Certain old buildings in New York are so enchanting, they hijack your imagination. Who lived in them, you wonder as you pass by, and what stories can they tell us about their neighborhood?
This is what happens to me whenever I walk by 461 and 463 West 18th Street, just off Tenth Avenue.
These twin carriage houses were built in the 1880s, when the area known today as West Chelsea was a working-class industrial district of low-rise flats and factories.
The earliest image I could find of the twin stables dates to 1932 (above). You can see them tucked behind a corner restaurant. Cyrus Rheims, the name on a building sign on Tenth Avenue, rented and sold draft horses. Maybe the stables were built for Rheims.
Or perhaps the stables housed the horses used by the West Side Cowboys. These were the men hired to ride in front of the street-level freight trains that roared up Tenth Avenue from the 1850s to the mid-1930s, warning pedestrians out of the way (not always successfully; hundreds were killed over the years).
By 1938, when Berenice Abbott took this photo of the carriage houses for her exhibit and subsequent book Changing New York, number 463 “was attached to a corner liquor store at 130 Tenth Avenue,” the book notes in an updated index.
With curtains in the windows of number 461, it was likely a residence—maybe the man and woman on the right made it their hideaway. “These businesses, and the junk shop at number 461, served the seamen and dockworkers of the still-active West Side waterfront.”
Here’s a 1941 photo of the corner, with the two carriage houses (now painted white, along with 130 Tenth Avenue) in the center. Deliverymen unload their trucks; a tire business has taken over three tenements.
The freight trains on Tenth Avenue are gone, replaced in 1934 by elevated trains running along the new High Line. The gleaming New York of modernity, symbolized by the Empire State Building, appears far away.
By the 1970s, with industry in decline and the Hudson River waterfront all but abandoned, Tenth Avenue and 18th Street was a desolate place, judging from this 1975 photo by Edmund V. Gillon.
The shipping industry on the waterfront was gone, though the freight trains on the High Line were still running. Small businesses like Congo Tires, however, continued to hang on.
By 2000, twenty years after the High Line’s abandoned rail tracks were reclaimed by weeds, the carriage houses were looking better.
French restaurant La Lunchonette had opened on the corner in 1988, taking over the ground floor at number 463. But note the bars on the door of number 461—a holdover of a more crime-ridden West Chelsea.
Here we are in 2017, and the two carriage houses are prime real estate (take a peek inside the second-floor former hay loft at number 461, courtesy of these listing photos from 2012) in a revitalized, wealthier West Chelsea—thanks in part to the new High Line Park.

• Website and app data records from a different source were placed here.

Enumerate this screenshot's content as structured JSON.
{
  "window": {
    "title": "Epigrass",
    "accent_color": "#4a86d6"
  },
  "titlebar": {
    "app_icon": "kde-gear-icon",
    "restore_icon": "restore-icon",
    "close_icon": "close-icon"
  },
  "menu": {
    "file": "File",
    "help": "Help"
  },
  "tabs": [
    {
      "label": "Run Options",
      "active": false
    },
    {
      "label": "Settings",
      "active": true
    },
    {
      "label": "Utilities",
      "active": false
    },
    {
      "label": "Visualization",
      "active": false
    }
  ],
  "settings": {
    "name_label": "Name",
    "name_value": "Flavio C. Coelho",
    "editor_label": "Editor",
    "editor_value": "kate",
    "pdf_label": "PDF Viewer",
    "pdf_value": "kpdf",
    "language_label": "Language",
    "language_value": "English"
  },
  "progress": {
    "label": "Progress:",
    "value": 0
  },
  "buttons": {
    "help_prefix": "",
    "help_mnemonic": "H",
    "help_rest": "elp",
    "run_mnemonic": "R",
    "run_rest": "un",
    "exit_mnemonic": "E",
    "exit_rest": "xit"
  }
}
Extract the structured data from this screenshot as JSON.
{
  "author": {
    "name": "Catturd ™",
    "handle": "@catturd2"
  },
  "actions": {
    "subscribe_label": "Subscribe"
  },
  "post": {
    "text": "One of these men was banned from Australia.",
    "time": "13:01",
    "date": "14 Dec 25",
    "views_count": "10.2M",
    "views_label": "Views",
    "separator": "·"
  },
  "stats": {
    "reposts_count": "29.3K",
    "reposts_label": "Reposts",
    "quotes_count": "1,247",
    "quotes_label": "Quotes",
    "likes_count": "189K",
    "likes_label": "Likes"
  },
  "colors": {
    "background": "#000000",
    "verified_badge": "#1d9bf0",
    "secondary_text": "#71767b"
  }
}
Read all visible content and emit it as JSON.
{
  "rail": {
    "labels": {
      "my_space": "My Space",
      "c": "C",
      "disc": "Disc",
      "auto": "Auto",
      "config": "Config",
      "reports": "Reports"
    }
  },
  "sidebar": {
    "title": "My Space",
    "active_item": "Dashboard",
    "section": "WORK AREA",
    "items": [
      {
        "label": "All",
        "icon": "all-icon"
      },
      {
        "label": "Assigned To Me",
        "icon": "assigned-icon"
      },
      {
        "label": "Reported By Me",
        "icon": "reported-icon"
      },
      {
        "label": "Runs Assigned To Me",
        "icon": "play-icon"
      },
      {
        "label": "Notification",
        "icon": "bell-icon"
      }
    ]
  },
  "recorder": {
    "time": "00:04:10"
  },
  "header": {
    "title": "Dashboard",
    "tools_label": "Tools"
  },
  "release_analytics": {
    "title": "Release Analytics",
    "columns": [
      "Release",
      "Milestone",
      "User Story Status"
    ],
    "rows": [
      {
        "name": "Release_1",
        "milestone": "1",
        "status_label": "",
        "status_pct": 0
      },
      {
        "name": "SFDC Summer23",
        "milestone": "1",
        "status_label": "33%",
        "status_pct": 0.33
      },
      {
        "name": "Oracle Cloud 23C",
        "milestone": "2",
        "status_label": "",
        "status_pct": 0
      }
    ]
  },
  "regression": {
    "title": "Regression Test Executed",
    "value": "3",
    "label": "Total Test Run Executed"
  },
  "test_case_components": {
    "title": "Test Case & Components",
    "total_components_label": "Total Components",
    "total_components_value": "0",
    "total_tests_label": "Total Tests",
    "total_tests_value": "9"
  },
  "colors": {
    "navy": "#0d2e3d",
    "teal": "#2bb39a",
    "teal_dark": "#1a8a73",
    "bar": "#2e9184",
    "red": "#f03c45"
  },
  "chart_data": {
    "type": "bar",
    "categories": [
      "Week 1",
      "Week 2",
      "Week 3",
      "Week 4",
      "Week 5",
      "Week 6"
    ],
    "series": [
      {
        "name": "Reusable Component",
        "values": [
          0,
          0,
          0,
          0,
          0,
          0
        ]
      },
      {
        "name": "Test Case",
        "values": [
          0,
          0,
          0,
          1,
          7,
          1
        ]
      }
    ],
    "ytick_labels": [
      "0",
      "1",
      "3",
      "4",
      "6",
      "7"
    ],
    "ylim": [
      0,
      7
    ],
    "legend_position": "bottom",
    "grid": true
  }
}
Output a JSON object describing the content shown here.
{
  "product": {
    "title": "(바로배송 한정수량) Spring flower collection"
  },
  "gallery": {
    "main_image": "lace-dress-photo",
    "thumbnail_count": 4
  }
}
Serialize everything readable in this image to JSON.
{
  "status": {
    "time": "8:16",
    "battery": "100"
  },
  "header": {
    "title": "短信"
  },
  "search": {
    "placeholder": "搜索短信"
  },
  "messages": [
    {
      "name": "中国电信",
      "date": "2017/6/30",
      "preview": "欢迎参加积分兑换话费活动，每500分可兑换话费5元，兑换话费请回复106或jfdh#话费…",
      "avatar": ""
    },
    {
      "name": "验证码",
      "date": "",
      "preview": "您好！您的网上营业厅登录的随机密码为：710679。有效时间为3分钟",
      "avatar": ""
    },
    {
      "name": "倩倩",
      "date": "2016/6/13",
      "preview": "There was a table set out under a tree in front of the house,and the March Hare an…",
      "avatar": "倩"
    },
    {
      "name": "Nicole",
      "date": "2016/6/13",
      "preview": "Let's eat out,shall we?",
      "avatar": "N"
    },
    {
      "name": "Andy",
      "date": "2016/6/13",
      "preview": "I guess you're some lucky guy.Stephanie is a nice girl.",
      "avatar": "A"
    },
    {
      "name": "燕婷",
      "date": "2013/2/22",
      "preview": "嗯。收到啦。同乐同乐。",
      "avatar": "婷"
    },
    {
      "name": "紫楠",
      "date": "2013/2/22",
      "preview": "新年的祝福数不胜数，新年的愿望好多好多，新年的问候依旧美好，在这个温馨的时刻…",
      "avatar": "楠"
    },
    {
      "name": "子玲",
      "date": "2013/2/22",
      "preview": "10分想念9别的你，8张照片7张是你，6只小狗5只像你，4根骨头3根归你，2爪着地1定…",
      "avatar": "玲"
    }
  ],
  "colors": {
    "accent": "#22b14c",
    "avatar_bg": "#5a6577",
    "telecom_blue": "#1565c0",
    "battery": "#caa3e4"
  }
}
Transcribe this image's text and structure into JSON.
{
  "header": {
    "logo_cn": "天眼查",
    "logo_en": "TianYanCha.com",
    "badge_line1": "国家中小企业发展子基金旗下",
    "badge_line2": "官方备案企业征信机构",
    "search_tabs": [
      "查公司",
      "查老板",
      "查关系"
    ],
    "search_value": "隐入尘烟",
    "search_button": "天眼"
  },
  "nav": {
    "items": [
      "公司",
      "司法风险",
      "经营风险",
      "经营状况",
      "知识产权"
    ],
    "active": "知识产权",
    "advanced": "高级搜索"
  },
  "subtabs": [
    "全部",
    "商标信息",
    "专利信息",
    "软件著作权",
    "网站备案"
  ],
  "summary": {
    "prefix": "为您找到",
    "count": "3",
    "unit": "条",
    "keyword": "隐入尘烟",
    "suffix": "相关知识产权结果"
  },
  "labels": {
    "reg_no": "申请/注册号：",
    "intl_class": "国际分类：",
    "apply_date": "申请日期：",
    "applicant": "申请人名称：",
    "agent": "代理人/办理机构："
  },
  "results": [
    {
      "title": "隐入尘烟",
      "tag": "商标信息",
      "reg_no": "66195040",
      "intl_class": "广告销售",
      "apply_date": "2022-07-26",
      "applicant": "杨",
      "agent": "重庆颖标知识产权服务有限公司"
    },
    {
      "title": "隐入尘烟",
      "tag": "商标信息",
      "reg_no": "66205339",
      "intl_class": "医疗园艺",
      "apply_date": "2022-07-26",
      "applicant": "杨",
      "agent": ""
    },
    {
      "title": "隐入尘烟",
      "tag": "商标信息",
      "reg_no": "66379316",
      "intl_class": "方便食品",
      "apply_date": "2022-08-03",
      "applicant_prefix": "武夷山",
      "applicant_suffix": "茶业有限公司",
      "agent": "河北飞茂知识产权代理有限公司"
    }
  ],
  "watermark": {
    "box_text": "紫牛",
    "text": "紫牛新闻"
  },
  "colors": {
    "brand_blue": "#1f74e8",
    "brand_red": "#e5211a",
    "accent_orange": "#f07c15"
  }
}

La Lunchonette is gone, though. This locals favorite was a casualty of a suddenly trendy neighborhood where landlords can command the kind of sky-high rents no one who lived on West 18th Street when a freight train belched up the avenue could have ever imagined.
[Second photo: NYPL; third photo: Berenice Abbott, Changing New York; fourth photo: NYPL; fifth photo: MCNY by Edmond Gillon; 2013.3.2.141; sixth photo: mrjumbo.com]